▶ [EXERCISE DATA]
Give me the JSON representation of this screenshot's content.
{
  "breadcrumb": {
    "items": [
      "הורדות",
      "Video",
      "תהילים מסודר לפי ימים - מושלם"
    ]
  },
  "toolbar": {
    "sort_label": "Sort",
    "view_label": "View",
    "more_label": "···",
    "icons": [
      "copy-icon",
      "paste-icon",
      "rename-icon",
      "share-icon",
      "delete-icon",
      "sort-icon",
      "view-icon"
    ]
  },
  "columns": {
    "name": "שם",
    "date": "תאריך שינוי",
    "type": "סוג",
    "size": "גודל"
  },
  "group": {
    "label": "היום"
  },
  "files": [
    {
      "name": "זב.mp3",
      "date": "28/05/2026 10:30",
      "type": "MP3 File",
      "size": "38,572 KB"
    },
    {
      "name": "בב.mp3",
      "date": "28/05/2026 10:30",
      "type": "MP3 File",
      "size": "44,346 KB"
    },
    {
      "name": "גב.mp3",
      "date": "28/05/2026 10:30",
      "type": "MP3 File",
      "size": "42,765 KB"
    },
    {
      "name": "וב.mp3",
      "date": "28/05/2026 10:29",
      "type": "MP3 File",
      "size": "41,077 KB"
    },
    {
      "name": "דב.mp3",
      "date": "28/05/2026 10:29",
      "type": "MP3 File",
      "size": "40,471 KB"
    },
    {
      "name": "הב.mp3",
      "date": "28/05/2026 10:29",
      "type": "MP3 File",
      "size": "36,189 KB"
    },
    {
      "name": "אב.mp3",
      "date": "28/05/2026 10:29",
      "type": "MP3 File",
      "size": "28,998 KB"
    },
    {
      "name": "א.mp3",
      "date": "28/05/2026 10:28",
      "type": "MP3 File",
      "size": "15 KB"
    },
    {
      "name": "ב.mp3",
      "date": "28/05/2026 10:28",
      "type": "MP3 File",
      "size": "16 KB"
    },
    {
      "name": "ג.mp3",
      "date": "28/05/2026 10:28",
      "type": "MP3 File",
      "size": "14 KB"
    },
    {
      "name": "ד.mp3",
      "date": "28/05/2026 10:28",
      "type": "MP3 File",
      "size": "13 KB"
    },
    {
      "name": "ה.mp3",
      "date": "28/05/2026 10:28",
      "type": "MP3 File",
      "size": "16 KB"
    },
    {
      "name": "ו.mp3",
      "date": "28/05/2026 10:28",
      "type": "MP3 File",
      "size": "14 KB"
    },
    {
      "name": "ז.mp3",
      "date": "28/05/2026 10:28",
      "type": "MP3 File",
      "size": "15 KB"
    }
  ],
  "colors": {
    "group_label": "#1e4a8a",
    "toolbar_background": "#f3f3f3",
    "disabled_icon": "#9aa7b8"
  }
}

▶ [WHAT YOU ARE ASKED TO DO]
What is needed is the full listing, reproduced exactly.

▶ [WRITTEN ANSWER]
Give me the JSON representation of this screenshot's content.
{
  "breadcrumb": {
    "items": [
      "הורדות",
      "Video",
      "תהילים מסודר לפי ימים - מושלם"
    ]
  },
  "toolbar": {
    "sort_label": "Sort",
    "view_label": "View",
    "more_label": "···",
    "icons": [
      "copy-icon",
      "paste-icon",
      "rename-icon",
      "share-icon",
      "delete-icon",
      "sort-icon",
      "view-icon"
    ]
  },
  "columns": {
    "name": "שם",
    "date": "תאריך שינוי",
    "type": "סוג",
    "size": "גודל"
  },
  "group": {
    "label": "היום"
  },
  "files": [
    {
      "name": "זב.mp3",
      "date": "28/05/2026 10:30",
      "type": "MP3 File",
      "size": "38,572 KB"
    },
    {
      "name": "בב.mp3",
      "date": "28/05/2026 10:30",
      "type": "MP3 File",
      "size": "44,346 KB"
    },
    {
      "name": "גב.mp3",
      "date": "28/05/2026 10:30",
      "type": "MP3 File",
      "size": "42,765 KB"
    },
    {
      "name": "וב.mp3",
      "date": "28/05/2026 10:29",
      "type": "MP3 File",
      "size": "41,077 KB"
    },
    {
      "name": "דב.mp3",
      "date": "28/05/2026 10:29",
      "type": "MP3 File",
      "size": "40,471 KB"
    },
    {
      "name": "הב.mp3",
      "date": "28/05/2026 10:29",
      "type": "MP3 File",
      "size": "36,189 KB"
    },
    {
      "name": "אב.mp3",
      "date": "28/05/2026 10:29",
      "type": "MP3 File",
      "size": "28,998 KB"
    },
    {
      "name": "א.mp3",
      "date": "28/05/2026 10:28",
      "type": "MP3 File",
      "size": "15 KB"
    },
    {
      "name": "ב.mp3",
      "date": "28/05/2026 10:28",
      "type": "MP3 File",
      "size": "16 KB"
    },
    {
      "name": "ג.mp3",
      "date": "28/05/2026 10:28",
      "type": "MP3 File",
      "size": "14 KB"
    },
    {
      "name": "ד.mp3",
      "date": "28/05/2026 10:28",
      "type": "MP3 File",
      "size": "13 KB"
    },
    {
      "name": "ה.mp3",
      "date": "28/05/2026 10:28",
      "type": "MP3 File",
      "size": "16 KB"
    },
    {
      "name": "ו.mp3",
      "date": "28/05/2026 10:28",
      "type": "MP3 File",
      "size": "14 KB"
    },
    {
      "name": "ז.mp3",
      "date": "28/05/2026 10:28",
      "type": "MP3 File",
      "size": "15 KB"
    }
  ],
  "colors": {
    "group_label": "#1e4a8a",
    "toolbar_background": "#f3f3f3",
    "disabled_icon": "#9aa7b8"
  }
}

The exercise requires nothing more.